- [Requirement] Scan the entries below for the word "label", then copy each line that holds it.

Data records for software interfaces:
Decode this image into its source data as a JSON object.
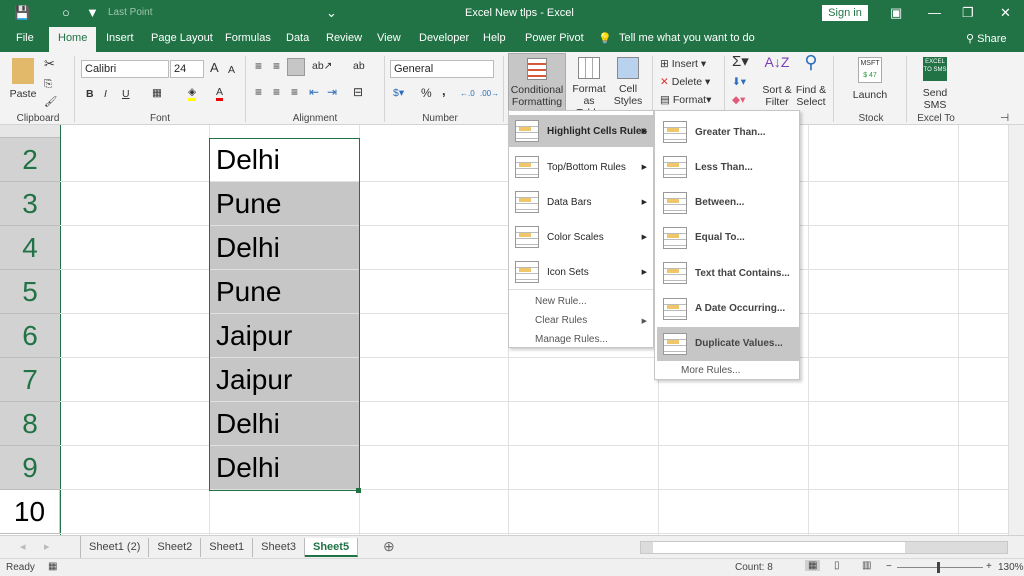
{
  "titlebar": {
    "title": "Excel New tlps  -  Excel",
    "sign_in": "Sign in",
    "qat_last_point": "Last Point"
  },
  "ribbon_tabs": [
    "File",
    "Home",
    "Insert",
    "Page Layout",
    "Formulas",
    "Data",
    "Review",
    "View",
    "Developer",
    "Help",
    "Power Pivot"
  ],
  "tell_me": "Tell me what you want to do",
  "share": "Share",
  "ribbon": {
    "clipboard": {
      "label": "Clipboard",
      "paste": "Paste"
    },
    "font": {
      "label": "Font",
      "name": "Calibri",
      "size": "24",
      "bold": "B",
      "italic": "I",
      "underline": "U"
    },
    "alignment": {
      "label": "Alignment"
    },
    "number": {
      "label": "Number",
      "format": "General",
      "percent": "%",
      "comma": ","
    },
    "styles": {
      "conditional_1": "Conditional",
      "conditional_2": "Formatting",
      "format_table_1": "Format as",
      "format_table_2": "Table",
      "cell_styles_1": "Cell",
      "cell_styles_2": "Styles"
    },
    "cells": {
      "insert": "Insert",
      "delete": "Delete",
      "format": "Format"
    },
    "editing": {
      "sort_1": "Sort &",
      "sort_2": "Filter",
      "find_1": "Find &",
      "find_2": "Select"
    },
    "stock": {
      "ticker": "MSFT",
      "price": "$ 47",
      "launch": "Launch",
      "label": "Stock Connector"
    },
    "sms": {
      "logo": "EXCEL TO SMS",
      "send_1": "Send",
      "send_2": "SMS",
      "label": "Excel To SMS"
    }
  },
  "grid": {
    "rows": [
      {
        "num": "2",
        "value": "Delhi"
      },
      {
        "num": "3",
        "value": "Pune"
      },
      {
        "num": "4",
        "value": "Delhi"
      },
      {
        "num": "5",
        "value": "Pune"
      },
      {
        "num": "6",
        "value": "Jaipur"
      },
      {
        "num": "7",
        "value": "Jaipur"
      },
      {
        "num": "8",
        "value": "Delhi"
      },
      {
        "num": "9",
        "value": "Delhi"
      },
      {
        "num": "10",
        "value": ""
      }
    ]
  },
  "cf_menu": {
    "items": [
      "Highlight Cells Rules",
      "Top/Bottom Rules",
      "Data Bars",
      "Color Scales",
      "Icon Sets"
    ],
    "small": [
      "New Rule...",
      "Clear Rules",
      "Manage Rules..."
    ]
  },
  "highlight_submenu": {
    "items": [
      "Greater Than...",
      "Less Than...",
      "Between...",
      "Equal To...",
      "Text that Contains...",
      "A Date Occurring...",
      "Duplicate Values..."
    ],
    "more": "More Rules..."
  },
  "sheets": [
    "Sheet1 (2)",
    "Sheet2",
    "Sheet1",
    "Sheet3",
    "Sheet5"
  ],
  "active_sheet": "Sheet5",
  "status": {
    "ready": "Ready",
    "count": "Count: 8",
    "zoom": "130%"
  },
  "colors": {
    "brand": "#217346",
    "selected_fill": "#c6c6c6"
  }
}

- [Task response]
      "label": "Clipboard",
      "label": "Font",
      "label": "Alignment"
      "label": "Number",
      "label": "Stock Connector"
      "label": "Excel To SMS"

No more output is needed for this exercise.